It's easy to be thankful for the good things: waking up, breathing, walking, talking, love, good relationships, a wonderful job but what about the not-so great things?
What about the awful boss who never promotes you?
What about the less than supportive spouse who doesn't like the idea of you starting a business? What about the whiny kids who would rather jump off the walls than take a nap for you when you really need to get work done?
What about the meddling in-laws who come over unannounced?
What about the university who's just overcharged you for last semester and who you can't get a hold of to have the billing error fixed?
What about being thankful for the not-so-great stuff?
What most of us fail to realize is this:
The "bad" experiences are our greatest teachers and
they have, within them, the most powerful leessons.

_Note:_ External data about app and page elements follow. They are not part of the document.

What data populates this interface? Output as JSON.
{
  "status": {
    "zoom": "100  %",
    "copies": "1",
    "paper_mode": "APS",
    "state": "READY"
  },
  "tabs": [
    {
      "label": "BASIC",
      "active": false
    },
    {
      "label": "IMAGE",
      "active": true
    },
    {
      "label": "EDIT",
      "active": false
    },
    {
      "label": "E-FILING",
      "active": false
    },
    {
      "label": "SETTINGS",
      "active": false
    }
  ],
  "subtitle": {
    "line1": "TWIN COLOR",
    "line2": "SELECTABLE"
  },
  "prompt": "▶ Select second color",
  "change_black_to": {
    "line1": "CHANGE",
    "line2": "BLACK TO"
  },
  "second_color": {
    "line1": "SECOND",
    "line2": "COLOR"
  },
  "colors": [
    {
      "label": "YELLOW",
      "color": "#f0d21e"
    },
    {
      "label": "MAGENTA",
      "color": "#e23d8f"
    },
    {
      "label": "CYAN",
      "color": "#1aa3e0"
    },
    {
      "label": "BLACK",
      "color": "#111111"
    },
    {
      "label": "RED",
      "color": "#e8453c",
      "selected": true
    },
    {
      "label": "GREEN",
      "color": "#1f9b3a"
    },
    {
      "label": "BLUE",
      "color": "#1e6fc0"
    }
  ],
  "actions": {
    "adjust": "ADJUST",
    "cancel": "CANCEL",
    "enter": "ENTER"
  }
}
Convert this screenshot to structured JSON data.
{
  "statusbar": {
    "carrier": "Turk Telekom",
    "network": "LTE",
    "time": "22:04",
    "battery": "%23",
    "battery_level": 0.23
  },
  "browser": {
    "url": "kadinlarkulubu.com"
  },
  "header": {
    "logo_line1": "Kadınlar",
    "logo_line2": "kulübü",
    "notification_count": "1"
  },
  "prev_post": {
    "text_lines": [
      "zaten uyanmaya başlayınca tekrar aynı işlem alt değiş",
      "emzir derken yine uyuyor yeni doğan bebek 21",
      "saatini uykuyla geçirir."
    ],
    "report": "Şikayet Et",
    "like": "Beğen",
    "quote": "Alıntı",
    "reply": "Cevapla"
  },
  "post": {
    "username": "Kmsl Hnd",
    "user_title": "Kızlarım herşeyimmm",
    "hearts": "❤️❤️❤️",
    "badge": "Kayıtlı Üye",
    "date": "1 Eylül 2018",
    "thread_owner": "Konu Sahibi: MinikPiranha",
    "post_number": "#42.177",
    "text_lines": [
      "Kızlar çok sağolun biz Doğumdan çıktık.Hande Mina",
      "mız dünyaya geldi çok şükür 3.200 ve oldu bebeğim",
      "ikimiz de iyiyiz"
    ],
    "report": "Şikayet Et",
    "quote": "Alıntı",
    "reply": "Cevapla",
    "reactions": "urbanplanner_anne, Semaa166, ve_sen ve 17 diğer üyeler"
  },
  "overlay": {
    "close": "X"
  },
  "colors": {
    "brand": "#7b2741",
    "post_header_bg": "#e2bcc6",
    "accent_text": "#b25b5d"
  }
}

It amazes me how easy we forget our blessings when having a bad day.
I woke up this morning and things didn't go as planned.
#1- I woke up late (I'm usually up by 5 am) and I woke up at 8:30 am.
Waking up late for me is like getting to work 2 hours late for anyone with a 9-5 job. I have 2 toddlers at home right now that are up at 7:30 am and if I don't get in my meditation/prayer/power of positive thinking/work window in at the crack of dawn, it doesn't get done so today, guess what? It didn't get done.
#2- Unmeditated and very agitated, I tried to do work and get my "to-do" list done (I have a ton of to-do lists; I'm a list woman) and between the toddlers bickering, my 12 yr old asking philosophical questions (he's so smart!) and having to cook in between, very little work got done, to the point where I went into my room and cried. Yes, I cried...
Add to that the fact that the Internet was slow, my email communications provider's website wasn't working and I was feeling a slight tinge of writer's block and it was a doozy of a morning/afternoon.
Finally, I did the smart thing: I surrendered. I took a shower, said my affirmations, got dressed and took a long nap (thank God for grandmas who can watch their grandchildren). I woke up refreshed, renewed and with a very different perspective.
All morning long, I'd focused on what I wasn't able to do. I was focused on doing things my way and was completely resisting going with the flow. I was missing out on opportunities for gratitude because I was so set on seeing what wasn't working. A nap solved that issue because I rested and with rested eyes, you see things much differently.
I woke up and realized that I am so blessed. My children are healthy, happy, rambunctious and full of energy. They love life and their simple appreciation for my time teaches me how to love life as well.
I looked at my 3 year old and, for a moment, was brought back to a time when I was pregnant with her, sitting in an Ob/Gyn's office, having an ultrasound, being told that she might have Downs Syndrome. They asked me if I wanted to terminate the pregnancy. I flashed back to that devastating moment and, all of a sudden, I was reminded just how blessed I am. That child was born absolutely healthy, no Downs Syndrome and she is fiercely independent, fiercely vivacious, and absolutely loving. Is there any greater gift?
For the last two days, I've been thinking about a line out of Louise L. Hay's "You Can Heal Your Life." In it, she says, "Money is the easiest thing to demonstrate." The first time I read that, I thought "HUH?" but thinking about the miracle that is my daughter, I see how right she is.
You can't pay for good health. There's no amount of money you can pay to not have a child with Downs Syndrome. Love is priceless. Family is priceless. Every major thing in life that is essential to living, including breathing, is FREE.
It's time to be grateful for everything, even the bad experiences because within the bad experiences of life are miracles we may not be able to fully see until long after they've passed. I teach about extraordinary success because every day I live it. I'm learning that the extraordinary part of success comes in the ordinary aspects of living, that courage is a choice, and that gratitude is a requirement.
Joy in the storm is a life lesson; don't worry if you're not getting it the first 5,000 times a bad day hits. It comes with time and, eventually, when it storms in your life, you learn how to dance in the rain.
I wasn't dancing this morning; I'm dancing now:)